Start of AVAILABLE DATA

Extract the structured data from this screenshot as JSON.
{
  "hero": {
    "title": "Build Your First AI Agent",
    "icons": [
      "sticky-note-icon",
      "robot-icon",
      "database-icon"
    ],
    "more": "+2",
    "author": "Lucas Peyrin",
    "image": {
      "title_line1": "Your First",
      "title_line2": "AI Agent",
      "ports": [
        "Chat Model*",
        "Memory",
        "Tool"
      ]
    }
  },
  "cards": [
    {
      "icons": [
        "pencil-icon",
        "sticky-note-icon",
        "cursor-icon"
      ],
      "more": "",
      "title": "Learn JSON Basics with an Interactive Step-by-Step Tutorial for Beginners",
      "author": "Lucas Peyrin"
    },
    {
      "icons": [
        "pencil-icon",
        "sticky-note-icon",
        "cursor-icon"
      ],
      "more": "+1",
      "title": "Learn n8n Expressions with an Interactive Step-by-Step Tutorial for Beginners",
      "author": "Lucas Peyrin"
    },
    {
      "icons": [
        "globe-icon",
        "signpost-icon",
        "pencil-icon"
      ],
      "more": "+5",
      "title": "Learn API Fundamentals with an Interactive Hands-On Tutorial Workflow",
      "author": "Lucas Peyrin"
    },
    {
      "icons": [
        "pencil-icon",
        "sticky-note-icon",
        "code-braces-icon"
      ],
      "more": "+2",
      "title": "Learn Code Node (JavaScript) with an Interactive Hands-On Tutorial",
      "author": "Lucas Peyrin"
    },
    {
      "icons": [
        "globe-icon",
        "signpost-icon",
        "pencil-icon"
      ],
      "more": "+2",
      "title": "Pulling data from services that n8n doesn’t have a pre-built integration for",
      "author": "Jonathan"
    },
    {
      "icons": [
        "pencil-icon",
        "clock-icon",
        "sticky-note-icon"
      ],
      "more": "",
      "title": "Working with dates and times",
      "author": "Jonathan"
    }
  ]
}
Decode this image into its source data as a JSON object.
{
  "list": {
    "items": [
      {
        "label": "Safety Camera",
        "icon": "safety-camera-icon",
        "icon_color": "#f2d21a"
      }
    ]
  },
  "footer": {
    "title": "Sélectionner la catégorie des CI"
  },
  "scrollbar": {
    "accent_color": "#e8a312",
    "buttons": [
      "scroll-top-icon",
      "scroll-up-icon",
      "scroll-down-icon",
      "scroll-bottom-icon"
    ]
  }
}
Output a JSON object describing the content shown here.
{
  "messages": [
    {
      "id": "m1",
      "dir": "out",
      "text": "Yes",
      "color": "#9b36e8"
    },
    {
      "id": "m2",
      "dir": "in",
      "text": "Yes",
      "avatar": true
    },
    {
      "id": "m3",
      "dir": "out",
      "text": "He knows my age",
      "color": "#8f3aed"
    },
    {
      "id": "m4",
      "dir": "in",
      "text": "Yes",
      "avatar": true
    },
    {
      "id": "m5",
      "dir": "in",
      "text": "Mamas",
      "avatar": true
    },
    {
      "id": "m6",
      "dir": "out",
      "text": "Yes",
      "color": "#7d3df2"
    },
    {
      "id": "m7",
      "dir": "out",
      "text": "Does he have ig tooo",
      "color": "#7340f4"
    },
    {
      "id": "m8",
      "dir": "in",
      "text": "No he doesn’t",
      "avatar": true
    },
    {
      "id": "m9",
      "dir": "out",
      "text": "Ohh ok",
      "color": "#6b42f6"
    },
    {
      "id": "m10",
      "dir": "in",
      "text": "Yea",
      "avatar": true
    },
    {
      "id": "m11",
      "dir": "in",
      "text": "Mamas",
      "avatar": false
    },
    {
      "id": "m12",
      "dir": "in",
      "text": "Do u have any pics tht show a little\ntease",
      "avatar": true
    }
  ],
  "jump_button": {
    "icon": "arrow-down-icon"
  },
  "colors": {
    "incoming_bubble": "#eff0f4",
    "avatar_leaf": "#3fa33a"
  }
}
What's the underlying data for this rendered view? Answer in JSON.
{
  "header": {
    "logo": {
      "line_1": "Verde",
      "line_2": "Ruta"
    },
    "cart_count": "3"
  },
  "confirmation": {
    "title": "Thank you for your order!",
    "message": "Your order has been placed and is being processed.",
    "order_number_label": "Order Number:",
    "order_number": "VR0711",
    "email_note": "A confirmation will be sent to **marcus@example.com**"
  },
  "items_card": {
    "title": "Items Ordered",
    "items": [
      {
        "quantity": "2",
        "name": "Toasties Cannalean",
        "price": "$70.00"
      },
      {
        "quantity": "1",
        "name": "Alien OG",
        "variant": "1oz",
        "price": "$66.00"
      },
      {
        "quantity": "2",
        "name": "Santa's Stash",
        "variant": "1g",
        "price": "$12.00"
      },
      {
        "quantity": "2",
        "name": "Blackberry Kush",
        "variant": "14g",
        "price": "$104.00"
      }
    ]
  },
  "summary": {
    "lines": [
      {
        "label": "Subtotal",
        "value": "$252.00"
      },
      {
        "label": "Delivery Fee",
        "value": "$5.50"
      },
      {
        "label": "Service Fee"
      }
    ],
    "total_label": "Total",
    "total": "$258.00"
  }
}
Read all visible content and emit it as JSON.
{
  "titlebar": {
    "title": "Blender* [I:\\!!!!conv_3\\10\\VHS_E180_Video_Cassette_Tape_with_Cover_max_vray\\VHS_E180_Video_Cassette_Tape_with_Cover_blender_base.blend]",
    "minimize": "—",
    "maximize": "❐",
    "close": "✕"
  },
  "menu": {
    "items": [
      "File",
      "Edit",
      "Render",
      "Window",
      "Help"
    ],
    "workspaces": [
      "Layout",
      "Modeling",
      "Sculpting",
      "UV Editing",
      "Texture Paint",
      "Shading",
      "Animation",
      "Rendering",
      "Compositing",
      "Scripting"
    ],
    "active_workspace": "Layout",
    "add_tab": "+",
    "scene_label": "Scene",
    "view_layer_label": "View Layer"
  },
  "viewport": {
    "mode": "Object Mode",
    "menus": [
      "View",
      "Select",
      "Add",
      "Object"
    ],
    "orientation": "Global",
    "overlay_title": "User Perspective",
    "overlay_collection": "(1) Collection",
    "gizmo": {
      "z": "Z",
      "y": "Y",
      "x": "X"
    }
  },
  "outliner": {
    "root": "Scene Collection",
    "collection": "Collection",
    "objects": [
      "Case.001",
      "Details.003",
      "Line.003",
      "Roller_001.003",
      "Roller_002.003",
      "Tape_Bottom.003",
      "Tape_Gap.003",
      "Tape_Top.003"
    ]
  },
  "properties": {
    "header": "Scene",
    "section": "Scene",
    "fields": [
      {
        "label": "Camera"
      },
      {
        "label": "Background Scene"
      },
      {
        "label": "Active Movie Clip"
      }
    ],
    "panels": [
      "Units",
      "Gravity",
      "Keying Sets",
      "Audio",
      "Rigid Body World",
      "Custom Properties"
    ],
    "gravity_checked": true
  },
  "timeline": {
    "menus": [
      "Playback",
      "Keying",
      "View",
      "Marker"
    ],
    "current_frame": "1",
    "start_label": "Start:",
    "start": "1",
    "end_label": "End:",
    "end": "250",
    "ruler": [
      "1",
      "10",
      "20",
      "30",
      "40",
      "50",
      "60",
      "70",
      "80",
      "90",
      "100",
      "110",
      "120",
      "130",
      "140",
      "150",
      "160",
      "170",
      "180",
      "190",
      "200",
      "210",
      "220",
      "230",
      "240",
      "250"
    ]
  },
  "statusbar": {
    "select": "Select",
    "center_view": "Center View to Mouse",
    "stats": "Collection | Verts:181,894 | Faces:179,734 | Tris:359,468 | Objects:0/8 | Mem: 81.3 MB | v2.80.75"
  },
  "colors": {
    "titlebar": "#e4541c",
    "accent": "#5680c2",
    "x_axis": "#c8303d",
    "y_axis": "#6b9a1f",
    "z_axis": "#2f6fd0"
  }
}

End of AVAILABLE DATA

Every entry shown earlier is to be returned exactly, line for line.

RESPONSE TO THE EXERCISE:
Extract the structured data from this screenshot as JSON.
{
  "hero": {
    "title": "Build Your First AI Agent",
    "icons": [
      "sticky-note-icon",
      "robot-icon",
      "database-icon"
    ],
    "more": "+2",
    "author": "Lucas Peyrin",
    "image": {
      "title_line1": "Your First",
      "title_line2": "AI Agent",
      "ports": [
        "Chat Model*",
        "Memory",
        "Tool"
      ]
    }
  },
  "cards": [
    {
      "icons": [
        "pencil-icon",
        "sticky-note-icon",
        "cursor-icon"
      ],
      "more": "",
      "title": "Learn JSON Basics with an Interactive Step-by-Step Tutorial for Beginners",
      "author": "Lucas Peyrin"
    },
    {
      "icons": [
        "pencil-icon",
        "sticky-note-icon",
        "cursor-icon"
      ],
      "more": "+1",
      "title": "Learn n8n Expressions with an Interactive Step-by-Step Tutorial for Beginners",
      "author": "Lucas Peyrin"
    },
    {
      "icons": [
        "globe-icon",
        "signpost-icon",
        "pencil-icon"
      ],
      "more": "+5",
      "title": "Learn API Fundamentals with an Interactive Hands-On Tutorial Workflow",
      "author": "Lucas Peyrin"
    },
    {
      "icons": [
        "pencil-icon",
        "sticky-note-icon",
        "code-braces-icon"
      ],
      "more": "+2",
      "title": "Learn Code Node (JavaScript) with an Interactive Hands-On Tutorial",
      "author": "Lucas Peyrin"
    },
    {
      "icons": [
        "globe-icon",
        "signpost-icon",
        "pencil-icon"
      ],
      "more": "+2",
      "title": "Pulling data from services that n8n doesn’t have a pre-built integration for",
      "author": "Jonathan"
    },
    {
      "icons": [
        "pencil-icon",
        "clock-icon",
        "sticky-note-icon"
      ],
      "more": "",
      "title": "Working with dates and times",
      "author": "Jonathan"
    }
  ]
}
Decode this image into its source data as a JSON object.
{
  "list": {
    "items": [
      {
        "label": "Safety Camera",
        "icon": "safety-camera-icon",
        "icon_color": "#f2d21a"
      }
    ]
  },
  "footer": {
    "title": "Sélectionner la catégorie des CI"
  },
  "scrollbar": {
    "accent_color": "#e8a312",
    "buttons": [
      "scroll-top-icon",
      "scroll-up-icon",
      "scroll-down-icon",
      "scroll-bottom-icon"
    ]
  }
}
Output a JSON object describing the content shown here.
{
  "messages": [
    {
      "id": "m1",
      "dir": "out",
      "text": "Yes",
      "color": "#9b36e8"
    },
    {
      "id": "m2",
      "dir": "in",
      "text": "Yes",
      "avatar": true
    },
    {
      "id": "m3",
      "dir": "out",
      "text": "He knows my age",
      "color": "#8f3aed"
    },
    {
      "id": "m4",
      "dir": "in",
      "text": "Yes",
      "avatar": true
    },
    {
      "id": "m5",
      "dir": "in",
      "text": "Mamas",
      "avatar": true
    },
    {
      "id": "m6",
      "dir": "out",
      "text": "Yes",
      "color": "#7d3df2"
    },
    {
      "id": "m7",
      "dir": "out",
      "text": "Does he have ig tooo",
      "color": "#7340f4"
    },
    {
      "id": "m8",
      "dir": "in",
      "text": "No he doesn’t",
      "avatar": true
    },
    {
      "id": "m9",
      "dir": "out",
      "text": "Ohh ok",
      "color": "#6b42f6"
    },
    {
      "id": "m10",
      "dir": "in",
      "text": "Yea",
      "avatar": true
    },
    {
      "id": "m11",
      "dir": "in",
      "text": "Mamas",
      "avatar": false
    },
    {
      "id": "m12",
      "dir": "in",
      "text": "Do u have any pics tht show a little\ntease",
      "avatar": true
    }
  ],
  "jump_button": {
    "icon": "arrow-down-icon"
  },
  "colors": {
    "incoming_bubble": "#eff0f4",
    "avatar_leaf": "#3fa33a"
  }
}
What's the underlying data for this rendered view? Answer in JSON.
{
  "header": {
    "logo": {
      "line_1": "Verde",
      "line_2": "Ruta"
    },
    "cart_count": "3"
  },
  "confirmation": {
    "title": "Thank you for your order!",
    "message": "Your order has been placed and is being processed.",
    "order_number_label": "Order Number:",
    "order_number": "VR0711",
    "email_note": "A confirmation will be sent to **marcus@example.com**"
  },
  "items_card": {
    "title": "Items Ordered",
    "items": [
      {
        "quantity": "2",
        "name": "Toasties Cannalean",
        "price": "$70.00"
      },
      {
        "quantity": "1",
        "name": "Alien OG",
        "variant": "1oz",
        "price": "$66.00"
      },
      {
        "quantity": "2",
        "name": "Santa's Stash",
        "variant": "1g",
        "price": "$12.00"
      },
      {
        "quantity": "2",
        "name": "Blackberry Kush",
        "variant": "14g",
        "price": "$104.00"
      }
    ]
  },
  "summary": {
    "lines": [
      {
        "label": "Subtotal",
        "value": "$252.00"
      },
      {
        "label": "Delivery Fee",
        "value": "$5.50"
      },
      {
        "label": "Service Fee"
      }
    ],
    "total_label": "Total",
    "total": "$258.00"
  }
}
Read all visible content and emit it as JSON.
{
  "titlebar": {
    "title": "Blender* [I:\\!!!!conv_3\\10\\VHS_E180_Video_Cassette_Tape_with_Cover_max_vray\\VHS_E180_Video_Cassette_Tape_with_Cover_blender_base.blend]",
    "minimize": "—",
    "maximize": "❐",
    "close": "✕"
  },
  "menu": {
    "items": [
      "File",
      "Edit",
      "Render",
      "Window",
      "Help"
    ],
    "workspaces": [
      "Layout",
      "Modeling",
      "Sculpting",
      "UV Editing",
      "Texture Paint",
      "Shading",
      "Animation",
      "Rendering",
      "Compositing",
      "Scripting"
    ],
    "active_workspace": "Layout",
    "add_tab": "+",
    "scene_label": "Scene",
    "view_layer_label": "View Layer"
  },
  "viewport": {
    "mode": "Object Mode",
    "menus": [
      "View",
      "Select",
      "Add",
      "Object"
    ],
    "orientation": "Global",
    "overlay_title": "User Perspective",
    "overlay_collection": "(1) Collection",
    "gizmo": {
      "z": "Z",
      "y": "Y",
      "x": "X"
    }
  },
  "outliner": {
    "root": "Scene Collection",
    "collection": "Collection",
    "objects": [
      "Case.001",
      "Details.003",
      "Line.003",
      "Roller_001.003",
      "Roller_002.003",
      "Tape_Bottom.003",
      "Tape_Gap.003",
      "Tape_Top.003"
    ]
  },
  "properties": {
    "header": "Scene",
    "section": "Scene",
    "fields": [
      {
        "label": "Camera"
      },
      {
        "label": "Background Scene"
      },
      {
        "label": "Active Movie Clip"
      }
    ],
    "panels": [
      "Units",
      "Gravity",
      "Keying Sets",
      "Audio",
      "Rigid Body World",
      "Custom Properties"
    ],
    "gravity_checked": true
  },
  "timeline": {
    "menus": [
      "Playback",
      "Keying",
      "View",
      "Marker"
    ],
    "current_frame": "1",
    "start_label": "Start:",
    "start": "1",
    "end_label": "End:",
    "end": "250",
    "ruler": [
      "1",
      "10",
      "20",
      "30",
      "40",
      "50",
      "60",
      "70",
      "80",
      "90",
      "100",
      "110",
      "120",
      "130",
      "140",
      "150",
      "160",
      "170",
      "180",
      "190",
      "200",
      "210",
      "220",
      "230",
      "240",
      "250"
    ]
  },
  "statusbar": {
    "select": "Select",
    "center_view": "Center View to Mouse",
    "stats": "Collection | Verts:181,894 | Faces:179,734 | Tris:359,468 | Objects:0/8 | Mem: 81.3 MB | v2.80.75"
  },
  "colors": {
    "titlebar": "#e4541c",
    "accent": "#5680c2",
    "x_axis": "#c8303d",
    "y_axis": "#6b9a1f",
    "z_axis": "#2f6fd0"
  }
}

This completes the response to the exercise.